It can also be set up this way:

0.0407% means a decimal portion of 0.000407

800.764 L is to 0.000407 as x is to 1

To three sig figs, 1970000 L (or, 1.97 x 106 L)

Bonus Problem #2: If you start with 145.0 g Fe3O4, what is the percent yield of the reaction if 38.0 liters of CO2 were produced?

Fe3O4 + 4CO ---> 3Fe + 4CO2

Solution:

1) Calculate the moles of CO2 produced. Since no temperature or pressure is given, we will assume conditions of STP.

38.0 L / 22.414 L/mol = 1.69537 mol (I will keep some guard digits)

The assumption of STP allowed me to use molar volume. If I had assumed non-STP conditions, I would have needed to use PV = nRT to calculate the number of moles.

2) Determine moles of Fe3O4 consumed when 1.69537 mol of CO2 is produced. The Fe3O4 to CO2 molar ratio is 1:4.

 1 x ––––––– = ––––––– 4 1.69537 mol
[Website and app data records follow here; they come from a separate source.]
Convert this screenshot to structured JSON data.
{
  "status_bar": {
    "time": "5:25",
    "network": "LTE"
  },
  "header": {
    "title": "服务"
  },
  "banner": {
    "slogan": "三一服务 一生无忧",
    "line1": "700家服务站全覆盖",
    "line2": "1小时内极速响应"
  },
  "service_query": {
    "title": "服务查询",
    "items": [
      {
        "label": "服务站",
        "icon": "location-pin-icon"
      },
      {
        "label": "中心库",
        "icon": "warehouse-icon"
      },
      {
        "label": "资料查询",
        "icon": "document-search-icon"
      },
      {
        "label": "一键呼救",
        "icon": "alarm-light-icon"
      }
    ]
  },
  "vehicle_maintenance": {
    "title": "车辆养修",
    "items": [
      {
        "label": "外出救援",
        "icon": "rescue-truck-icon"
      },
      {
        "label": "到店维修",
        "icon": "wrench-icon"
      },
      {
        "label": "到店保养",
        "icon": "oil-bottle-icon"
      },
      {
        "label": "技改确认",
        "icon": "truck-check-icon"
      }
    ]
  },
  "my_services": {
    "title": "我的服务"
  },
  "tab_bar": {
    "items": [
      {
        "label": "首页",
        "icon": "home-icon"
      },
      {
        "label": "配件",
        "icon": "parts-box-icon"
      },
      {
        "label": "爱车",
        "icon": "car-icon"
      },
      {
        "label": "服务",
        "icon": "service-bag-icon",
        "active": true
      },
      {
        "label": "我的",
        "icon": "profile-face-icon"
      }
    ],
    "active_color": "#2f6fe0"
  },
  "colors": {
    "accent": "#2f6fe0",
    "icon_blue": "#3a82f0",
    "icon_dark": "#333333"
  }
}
x = 0.4238425 mol of Fe3O4

3) Determine mass of Fe3O4:

(0.4238425 mol) (231.531 g/mol) = 98.13268 g (I'll round off to final sig figs at the percent yield)

4) Determine percent yield:

98.13268 g / 145.0 g = 67.7% yield (to three sig figs)